Roundabout a possibility at Cross Lake campground intersection
The county engineer said the reasons for pursuing an improvement to the intersection, tentatively scheduled for 2024, are twofold: to address existing congestion at the intersection, particularly in the summer months when tourism activity is at its peak, and to prepare for the expected influx of visitors once the planned National Loon Center is built within the Corps of Engineers property.
A roundabout could be part of Crosslake’s future at one of the city’s most prominent intersections.
County Engineer Tim Bray said the Crow Wing County Highway Department intends to apply for grant funds to improve the intersection of county highways 3 and 66 through the Federal Land Access Program, which issues dollars for projects improving access to federal property.
The entrance to the Cross Lake Recreation Area and campgrounds, operated by the U.S. Army Corps of Engineers and some of the only federal property in the county, is located on the western arm of the intersection.
Bray said the reasons for pursuing an improvement to the intersection, tentatively scheduled for 2024, are twofold: to address existing congestion at the intersection, particularly in the summer months when tourism activity is at its peak, and to prepare for the expected influx of visitors once the planned National Loon Center is built within the Corps of Engineers property.
The loon center, the main building of which is planned for construction in 2024, is expected to draw tens of thousands of additional tourists to the Crosslake area with limited parking available on site.
“This is a facility similar to the wolf center and the eagle center and those kinds of things around Minnesota that are large tourist attractions,” Bray said. “With that, you’re going to have increased pedestrian demand, vehicle demand. And this intersection that’s already kind of struggling in terms of congestion - not crashes, thankfully - will continue to cause us problems.”
Without outside dollars, Bray noted this intersection isn’t high on the county’s priority list because crashes are not common there. But the potential to combine funds awarded in this competitive grant process with funds from the federal Transportation Alternatives grant program - should the county be selected in its third attempt - means the project is more viable.
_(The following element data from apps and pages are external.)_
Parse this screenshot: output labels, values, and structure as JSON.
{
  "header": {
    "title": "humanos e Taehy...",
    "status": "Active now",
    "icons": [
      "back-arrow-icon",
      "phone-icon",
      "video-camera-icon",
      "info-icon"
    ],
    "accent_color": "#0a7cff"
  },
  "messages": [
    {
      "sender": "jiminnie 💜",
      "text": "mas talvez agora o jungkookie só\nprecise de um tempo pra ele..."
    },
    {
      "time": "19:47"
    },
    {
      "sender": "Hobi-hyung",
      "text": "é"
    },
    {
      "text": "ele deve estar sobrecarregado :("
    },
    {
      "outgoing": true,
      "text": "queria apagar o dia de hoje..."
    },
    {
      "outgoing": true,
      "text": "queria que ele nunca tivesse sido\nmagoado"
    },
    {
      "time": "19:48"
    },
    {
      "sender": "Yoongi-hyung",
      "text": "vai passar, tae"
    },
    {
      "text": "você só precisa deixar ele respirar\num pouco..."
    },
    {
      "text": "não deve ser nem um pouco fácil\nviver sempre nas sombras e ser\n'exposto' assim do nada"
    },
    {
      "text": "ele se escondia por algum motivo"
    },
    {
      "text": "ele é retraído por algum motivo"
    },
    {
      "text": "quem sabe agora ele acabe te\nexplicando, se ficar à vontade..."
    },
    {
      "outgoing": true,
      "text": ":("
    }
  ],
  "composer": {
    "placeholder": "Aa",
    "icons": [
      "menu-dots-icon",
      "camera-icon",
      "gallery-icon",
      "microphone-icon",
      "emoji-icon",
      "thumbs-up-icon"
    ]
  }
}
The Federal Land Access Program requires a 20% local match in the event of a grant award, which Bray said he’d include in the resolution he presented to the board at its Tuesday, Nov. 23, meeting. The board was expected to consider authorizing Bray to apply for the grant then.
Bray said the roundabout proposal is very preliminary and if the nearly $1 million were to be awarded, it would include the costs of engineering, a study, public outreach and more detailed design work to help ensure the project takes into account any possible concerns of residents as well as right of way and other elements.
“This is a nice drawing. Our staff does a great job putting together these. But this is a concept,” Bray said. “And there are some people that will look at this, particularly business owners, that will be concerned about what we see here. What I mentioned on the onset is this grant would include engineering, and so we have a lot of stuff to figure out. … It might even move the roundabout, it might be bigger, it might be smaller.”
Commissioner Bill Brekken noted the roundabout as currently designed would impact the parking lot across County Highway 66 from the recreation area, which is a shared lot between a number of businesses. Bray pointed out a portion of that parking lot is actually federal property and is leased for use.
Commissioner Paul Koering, participating in the meeting virtually, said he was proud of Crow Wing County for being forward-thinking, prompting him to reference an actor from the 1985 classic film “Back to the Future.”
“Obviously we know Crosslake, our area, is going to continue to grow in the future,” Koering said. “Whether this project is in a year or two or even at eight years, I think that we as a county board, our county engineer, we’re looking forward to say, ‘What should it look like in the future?’
“It’d be easy for us to say, well that’s the way we’ve done it for 30 years, might as well not change anything. This is being futuristic. I feel like Michael J. Fox.”
Chelsey Perkins, Brainerd Dispatch community editor, may be reached at 218-855-5874 or firstname.lastname@example.org. Follow on Twitter at twitter.com/DispatchChelsey.